Joanne Rowling was born in July 1965 at Yate General Hospital in England and grew up in Chepstow, Gwent where she went to Wyedean Comprehensive.
Jo left Chepstow for Exeter University, where she earned a French and Classics degree, her course including one year in Paris. As a postgraduate she moved to London and worked as a researcher at Amnesty International among other jobs. She started writing the Harry Potter series during a delayed Manchester to London King’s Cross train journey, and during the next five years, outlined the plots for each book and began writing the first novel.
Jo then moved to northern Portugal, where she taught English as a foreign language. She married in October 1992 and gave birth to a daughter in 1993. When the marriage ended, she and Jessica returned to the UK to live in Edinburgh, where Harry Potter & the Philosopher’s Stone was eventually completed. The book was first published by Bloomsbury Children’s Books in June 1997, under the name J.K. Rowling. The “K”, for Kathleen, her paternal grandmother’s name was added at her publisher’s request who thought that a woman’s name would not appeal to the target audience of young boys.
The second title in the series, Harry Potter and the Chamber of Secrets, was published in July 1998 and was No. 1 in the adult hardback bestseller charts for a month after publication. Harry Potter and the Prisoner of Azkaban was published on 8th July 1999 to worldwide acclaim and spent four weeks at No.1 in the UK adult hardback bestseller charts.
The fourth book in the series, Harry Potter and the Goblet of Fire was published on 8th July 2000 with a record first print run of 1 million copies for the UK. It quickly broke all records for the greatest number of books sold on the first day of publication in the UK.
Harry Potter and the Order of the Phoenix was published in Britain, the USA, Canada and Australia on 21st June 2003 and broke the records set by Harry Potter & the Goblet of Fire as the fastest selling book in history. Harry Potter and the Half-Blood Prince was published in the UK, US and other English-speaking countries on 16th July 2005 and also achieved record sales.
The seventh and final book in the series, Harry Potter and the Deathly Hallows, was published in the UK, US and other English speaking countries in 2007.
J.K. Rowling has also written two small volumes, which appear as the titles of Harry’s school books within the novels. Fantastic Beasts and Where to Find Them and Quidditch Through The Ages were published in March 2001 in aid of Comic Relief.
In December 2008, The Tales of Beedle the Bard was published in aid of the Children’s High Level Group (now Lumos).

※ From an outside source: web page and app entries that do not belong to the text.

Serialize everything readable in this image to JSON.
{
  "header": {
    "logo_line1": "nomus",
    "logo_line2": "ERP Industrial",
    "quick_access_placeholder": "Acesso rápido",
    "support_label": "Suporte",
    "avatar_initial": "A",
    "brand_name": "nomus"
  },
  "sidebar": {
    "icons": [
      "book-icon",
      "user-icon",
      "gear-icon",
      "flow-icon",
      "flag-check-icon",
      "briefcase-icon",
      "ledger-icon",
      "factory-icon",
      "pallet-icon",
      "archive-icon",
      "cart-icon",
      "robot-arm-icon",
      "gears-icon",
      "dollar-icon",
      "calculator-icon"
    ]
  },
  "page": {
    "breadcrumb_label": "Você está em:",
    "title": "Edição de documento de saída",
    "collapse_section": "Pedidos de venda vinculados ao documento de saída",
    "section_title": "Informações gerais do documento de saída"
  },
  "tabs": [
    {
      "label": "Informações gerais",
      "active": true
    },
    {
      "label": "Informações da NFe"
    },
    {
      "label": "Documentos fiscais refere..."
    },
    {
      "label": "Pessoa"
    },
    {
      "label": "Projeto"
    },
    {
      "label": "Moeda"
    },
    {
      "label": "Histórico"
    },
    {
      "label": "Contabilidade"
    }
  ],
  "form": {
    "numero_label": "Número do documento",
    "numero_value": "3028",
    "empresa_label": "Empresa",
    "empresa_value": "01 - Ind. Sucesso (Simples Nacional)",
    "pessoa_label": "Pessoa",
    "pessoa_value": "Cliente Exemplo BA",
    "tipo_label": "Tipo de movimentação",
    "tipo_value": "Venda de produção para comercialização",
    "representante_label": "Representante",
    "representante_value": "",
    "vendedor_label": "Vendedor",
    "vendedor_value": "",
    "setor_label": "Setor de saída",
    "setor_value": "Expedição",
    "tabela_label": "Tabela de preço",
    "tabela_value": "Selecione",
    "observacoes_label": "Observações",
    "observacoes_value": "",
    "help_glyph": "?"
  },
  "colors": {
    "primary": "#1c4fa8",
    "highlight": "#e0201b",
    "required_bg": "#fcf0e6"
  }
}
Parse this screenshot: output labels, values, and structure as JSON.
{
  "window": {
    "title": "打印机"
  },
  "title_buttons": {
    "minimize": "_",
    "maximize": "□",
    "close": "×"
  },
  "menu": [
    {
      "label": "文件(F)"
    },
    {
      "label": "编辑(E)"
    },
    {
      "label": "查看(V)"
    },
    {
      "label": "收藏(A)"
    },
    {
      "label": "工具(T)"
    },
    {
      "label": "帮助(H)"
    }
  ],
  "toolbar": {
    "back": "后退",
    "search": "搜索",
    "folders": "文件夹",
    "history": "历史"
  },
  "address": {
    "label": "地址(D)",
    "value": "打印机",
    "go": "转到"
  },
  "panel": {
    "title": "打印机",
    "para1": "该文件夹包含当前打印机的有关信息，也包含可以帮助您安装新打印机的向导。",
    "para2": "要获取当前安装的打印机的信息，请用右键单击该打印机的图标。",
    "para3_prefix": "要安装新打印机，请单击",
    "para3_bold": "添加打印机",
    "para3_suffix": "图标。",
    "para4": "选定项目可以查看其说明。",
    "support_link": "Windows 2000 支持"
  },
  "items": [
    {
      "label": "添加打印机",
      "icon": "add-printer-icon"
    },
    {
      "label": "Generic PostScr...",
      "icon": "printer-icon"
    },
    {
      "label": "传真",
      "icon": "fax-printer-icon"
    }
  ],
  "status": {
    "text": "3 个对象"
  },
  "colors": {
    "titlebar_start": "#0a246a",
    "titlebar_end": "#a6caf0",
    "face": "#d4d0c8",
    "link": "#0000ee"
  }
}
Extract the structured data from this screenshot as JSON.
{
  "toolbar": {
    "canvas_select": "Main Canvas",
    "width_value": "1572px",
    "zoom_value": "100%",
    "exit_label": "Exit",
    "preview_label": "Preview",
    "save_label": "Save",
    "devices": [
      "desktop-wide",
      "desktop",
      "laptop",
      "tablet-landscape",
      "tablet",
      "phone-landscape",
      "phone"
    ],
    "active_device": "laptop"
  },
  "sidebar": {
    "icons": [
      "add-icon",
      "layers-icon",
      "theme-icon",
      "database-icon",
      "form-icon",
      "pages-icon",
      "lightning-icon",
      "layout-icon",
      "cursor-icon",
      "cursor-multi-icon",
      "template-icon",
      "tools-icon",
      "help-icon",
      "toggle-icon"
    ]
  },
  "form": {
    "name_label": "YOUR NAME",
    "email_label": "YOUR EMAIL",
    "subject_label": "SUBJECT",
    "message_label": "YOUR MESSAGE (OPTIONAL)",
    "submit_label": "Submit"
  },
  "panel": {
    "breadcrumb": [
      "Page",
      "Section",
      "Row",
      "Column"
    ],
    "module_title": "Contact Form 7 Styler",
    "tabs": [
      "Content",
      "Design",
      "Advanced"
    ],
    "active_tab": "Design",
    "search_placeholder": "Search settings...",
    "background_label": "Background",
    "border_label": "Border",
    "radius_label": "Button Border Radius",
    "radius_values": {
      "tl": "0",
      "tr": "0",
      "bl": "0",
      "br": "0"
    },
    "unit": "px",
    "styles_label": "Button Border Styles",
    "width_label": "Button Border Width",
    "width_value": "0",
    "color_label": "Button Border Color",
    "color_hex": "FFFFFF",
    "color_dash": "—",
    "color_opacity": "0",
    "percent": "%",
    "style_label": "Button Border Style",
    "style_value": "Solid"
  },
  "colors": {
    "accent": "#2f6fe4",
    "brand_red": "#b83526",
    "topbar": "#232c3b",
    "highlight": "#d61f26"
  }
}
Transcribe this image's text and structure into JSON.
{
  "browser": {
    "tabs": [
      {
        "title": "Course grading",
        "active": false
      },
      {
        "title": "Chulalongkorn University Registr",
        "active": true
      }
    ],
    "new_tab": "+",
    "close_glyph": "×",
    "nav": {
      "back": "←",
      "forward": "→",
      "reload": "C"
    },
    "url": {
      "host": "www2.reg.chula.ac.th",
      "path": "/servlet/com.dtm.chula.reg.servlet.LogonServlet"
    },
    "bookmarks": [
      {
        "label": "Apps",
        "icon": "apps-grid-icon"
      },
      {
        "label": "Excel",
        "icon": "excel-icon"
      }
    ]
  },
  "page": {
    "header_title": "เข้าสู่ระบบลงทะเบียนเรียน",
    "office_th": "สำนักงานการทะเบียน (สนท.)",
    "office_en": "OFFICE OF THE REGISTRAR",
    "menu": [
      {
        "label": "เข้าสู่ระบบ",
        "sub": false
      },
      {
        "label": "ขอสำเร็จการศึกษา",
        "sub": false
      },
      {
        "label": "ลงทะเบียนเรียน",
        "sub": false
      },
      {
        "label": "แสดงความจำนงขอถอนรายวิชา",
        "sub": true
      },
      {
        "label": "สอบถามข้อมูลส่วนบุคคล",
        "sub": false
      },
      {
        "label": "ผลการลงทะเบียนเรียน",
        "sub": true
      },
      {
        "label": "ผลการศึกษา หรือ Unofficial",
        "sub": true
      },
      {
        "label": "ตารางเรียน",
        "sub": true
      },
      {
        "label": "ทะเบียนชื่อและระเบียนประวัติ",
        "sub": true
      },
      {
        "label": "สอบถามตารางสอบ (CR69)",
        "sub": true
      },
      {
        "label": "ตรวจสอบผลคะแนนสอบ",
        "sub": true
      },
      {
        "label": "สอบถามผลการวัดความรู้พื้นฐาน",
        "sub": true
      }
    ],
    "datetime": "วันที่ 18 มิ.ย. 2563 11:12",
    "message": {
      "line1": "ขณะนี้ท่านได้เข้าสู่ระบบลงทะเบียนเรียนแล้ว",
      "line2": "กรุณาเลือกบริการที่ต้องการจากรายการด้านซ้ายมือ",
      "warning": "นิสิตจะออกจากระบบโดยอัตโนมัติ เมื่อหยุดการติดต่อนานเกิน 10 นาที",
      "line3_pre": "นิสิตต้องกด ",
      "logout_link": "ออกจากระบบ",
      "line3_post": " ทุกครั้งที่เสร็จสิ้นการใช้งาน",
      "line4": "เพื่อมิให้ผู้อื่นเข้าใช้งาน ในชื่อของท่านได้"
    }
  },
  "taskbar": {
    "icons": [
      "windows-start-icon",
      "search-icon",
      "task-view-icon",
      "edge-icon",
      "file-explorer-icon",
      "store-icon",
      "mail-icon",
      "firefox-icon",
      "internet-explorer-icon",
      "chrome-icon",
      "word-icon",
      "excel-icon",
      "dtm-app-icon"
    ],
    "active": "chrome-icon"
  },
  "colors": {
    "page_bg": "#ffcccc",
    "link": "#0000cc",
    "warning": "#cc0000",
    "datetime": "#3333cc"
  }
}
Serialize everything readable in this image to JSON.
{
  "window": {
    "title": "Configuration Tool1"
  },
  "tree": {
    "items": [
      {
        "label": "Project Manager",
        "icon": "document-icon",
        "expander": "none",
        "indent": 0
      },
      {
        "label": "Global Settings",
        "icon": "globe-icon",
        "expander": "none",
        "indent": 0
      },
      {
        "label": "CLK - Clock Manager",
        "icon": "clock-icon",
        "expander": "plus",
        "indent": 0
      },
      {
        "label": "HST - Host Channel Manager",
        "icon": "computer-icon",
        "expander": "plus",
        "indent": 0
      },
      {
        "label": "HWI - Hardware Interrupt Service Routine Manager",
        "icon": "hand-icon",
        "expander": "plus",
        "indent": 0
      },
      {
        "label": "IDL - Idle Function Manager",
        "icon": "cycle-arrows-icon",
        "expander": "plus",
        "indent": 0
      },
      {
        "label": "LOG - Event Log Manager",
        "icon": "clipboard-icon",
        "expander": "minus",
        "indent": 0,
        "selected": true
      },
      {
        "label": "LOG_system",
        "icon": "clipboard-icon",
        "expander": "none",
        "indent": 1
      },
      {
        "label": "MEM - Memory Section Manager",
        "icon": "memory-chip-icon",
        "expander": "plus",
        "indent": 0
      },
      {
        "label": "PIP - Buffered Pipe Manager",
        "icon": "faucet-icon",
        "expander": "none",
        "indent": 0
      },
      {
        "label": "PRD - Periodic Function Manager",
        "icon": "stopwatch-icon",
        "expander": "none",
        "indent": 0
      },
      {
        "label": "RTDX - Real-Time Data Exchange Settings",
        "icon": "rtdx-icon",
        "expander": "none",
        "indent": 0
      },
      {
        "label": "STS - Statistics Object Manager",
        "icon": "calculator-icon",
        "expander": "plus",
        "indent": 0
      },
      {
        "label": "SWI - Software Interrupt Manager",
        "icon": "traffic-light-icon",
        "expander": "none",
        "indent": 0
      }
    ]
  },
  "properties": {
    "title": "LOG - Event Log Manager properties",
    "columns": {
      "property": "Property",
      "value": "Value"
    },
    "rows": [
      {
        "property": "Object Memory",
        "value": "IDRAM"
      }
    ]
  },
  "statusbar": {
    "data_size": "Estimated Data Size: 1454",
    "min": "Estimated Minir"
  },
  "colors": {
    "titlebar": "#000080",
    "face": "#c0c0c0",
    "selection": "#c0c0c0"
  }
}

As well as an OBE for services to children’s literature, J.K. Rowling is the recipient of numerous awards and honorary degrees including the Prince of Asturias Award for Concord, France’s Légion d’Honneur, and the Hans Christian Andersen Literature Award, and she has been a Commencement Speaker at Harvard University USA. She supports a wide number of charitable causes through her charitable trust Volant, and is the founder of Lumos, a charity working to transform the lives of disadvantaged children.
In 2012, J.K. Rowling published her first novel for adults, The Casual Vacancy (Little Brown), which has now been published in 44 languages.
J.K. Rowling has also written The Cuckoo's Calling (Little Brown), her first crime novel under the pseudonym Robert Galbraith, which was published in 2013 and is to be translated into 37 languages. A second Robert Galbraith novel is due to be published in 2014.
J.K. Rowling is currently writing the screen play, Fantastic Beasts and Where to Find Them, an original story set in the wizarding world, some of which will be familiar to Harry Potter fans. It marks her screenwriting debut and the start of a new film series with Warner Bros.
J.K. Rowling lives in Edinburgh with her husband and three children.